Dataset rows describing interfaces
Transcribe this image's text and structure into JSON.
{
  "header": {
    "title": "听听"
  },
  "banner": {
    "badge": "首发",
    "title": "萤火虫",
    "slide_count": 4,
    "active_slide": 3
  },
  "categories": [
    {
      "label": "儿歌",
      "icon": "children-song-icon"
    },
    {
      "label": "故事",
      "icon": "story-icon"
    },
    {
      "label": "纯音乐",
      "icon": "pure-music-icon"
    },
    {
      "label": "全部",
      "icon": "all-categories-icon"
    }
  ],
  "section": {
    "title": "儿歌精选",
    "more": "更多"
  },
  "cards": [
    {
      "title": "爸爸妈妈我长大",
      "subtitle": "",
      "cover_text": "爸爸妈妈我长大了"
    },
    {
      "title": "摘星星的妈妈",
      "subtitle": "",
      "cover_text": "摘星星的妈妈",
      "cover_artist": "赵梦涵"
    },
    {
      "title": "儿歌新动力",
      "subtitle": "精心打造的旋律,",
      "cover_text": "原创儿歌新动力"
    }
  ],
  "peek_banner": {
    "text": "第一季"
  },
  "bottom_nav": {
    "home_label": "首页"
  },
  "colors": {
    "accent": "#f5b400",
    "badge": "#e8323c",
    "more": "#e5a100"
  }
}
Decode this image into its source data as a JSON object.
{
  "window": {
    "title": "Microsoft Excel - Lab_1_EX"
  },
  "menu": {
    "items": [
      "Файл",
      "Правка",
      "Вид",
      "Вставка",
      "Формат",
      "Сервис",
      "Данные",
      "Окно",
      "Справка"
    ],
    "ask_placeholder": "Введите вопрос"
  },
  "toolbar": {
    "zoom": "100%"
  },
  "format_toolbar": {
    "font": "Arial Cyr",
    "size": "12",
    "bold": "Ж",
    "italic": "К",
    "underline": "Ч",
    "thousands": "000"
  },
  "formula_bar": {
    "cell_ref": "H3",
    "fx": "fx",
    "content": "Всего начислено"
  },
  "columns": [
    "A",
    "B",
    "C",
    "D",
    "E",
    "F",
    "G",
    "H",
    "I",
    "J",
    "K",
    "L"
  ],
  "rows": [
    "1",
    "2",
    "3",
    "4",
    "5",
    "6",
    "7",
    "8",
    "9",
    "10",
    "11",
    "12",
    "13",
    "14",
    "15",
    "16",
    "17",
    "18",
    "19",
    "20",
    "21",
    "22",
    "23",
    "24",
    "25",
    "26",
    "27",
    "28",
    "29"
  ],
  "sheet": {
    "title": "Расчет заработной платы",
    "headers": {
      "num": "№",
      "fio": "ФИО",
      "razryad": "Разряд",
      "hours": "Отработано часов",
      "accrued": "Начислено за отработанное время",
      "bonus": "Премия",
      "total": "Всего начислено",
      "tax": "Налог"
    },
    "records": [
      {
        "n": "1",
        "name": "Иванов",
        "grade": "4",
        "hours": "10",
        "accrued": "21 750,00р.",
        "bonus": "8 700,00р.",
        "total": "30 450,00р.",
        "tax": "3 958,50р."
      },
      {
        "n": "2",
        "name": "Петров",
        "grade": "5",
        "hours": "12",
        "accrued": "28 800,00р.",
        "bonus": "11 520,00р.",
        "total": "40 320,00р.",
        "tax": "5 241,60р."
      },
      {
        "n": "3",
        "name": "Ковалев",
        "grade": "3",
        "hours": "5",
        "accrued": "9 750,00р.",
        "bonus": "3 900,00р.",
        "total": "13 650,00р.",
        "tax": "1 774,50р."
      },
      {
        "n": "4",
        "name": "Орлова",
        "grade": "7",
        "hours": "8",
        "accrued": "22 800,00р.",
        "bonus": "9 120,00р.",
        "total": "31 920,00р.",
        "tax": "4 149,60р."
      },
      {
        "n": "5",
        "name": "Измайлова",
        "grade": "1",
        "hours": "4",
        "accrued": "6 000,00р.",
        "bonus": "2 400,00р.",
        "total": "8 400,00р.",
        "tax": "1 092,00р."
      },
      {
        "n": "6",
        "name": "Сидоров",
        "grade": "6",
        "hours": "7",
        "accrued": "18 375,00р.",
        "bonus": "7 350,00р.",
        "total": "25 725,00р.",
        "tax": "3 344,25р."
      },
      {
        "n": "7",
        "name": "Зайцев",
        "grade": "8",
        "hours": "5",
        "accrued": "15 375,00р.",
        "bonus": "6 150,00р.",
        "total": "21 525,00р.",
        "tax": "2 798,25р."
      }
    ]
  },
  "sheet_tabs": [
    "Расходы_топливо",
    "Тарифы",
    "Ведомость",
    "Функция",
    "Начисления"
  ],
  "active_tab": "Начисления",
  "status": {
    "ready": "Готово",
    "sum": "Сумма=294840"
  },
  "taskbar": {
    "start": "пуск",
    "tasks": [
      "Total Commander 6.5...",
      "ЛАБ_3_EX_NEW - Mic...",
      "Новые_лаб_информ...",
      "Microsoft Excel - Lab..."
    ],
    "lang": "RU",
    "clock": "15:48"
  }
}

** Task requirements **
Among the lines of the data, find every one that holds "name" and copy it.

** Result **
        "name": "Иванов",
        "name": "Петров",
        "name": "Ковалев",
        "name": "Орлова",
        "name": "Измайлова",
        "name": "Сидоров",
        "name": "Зайцев",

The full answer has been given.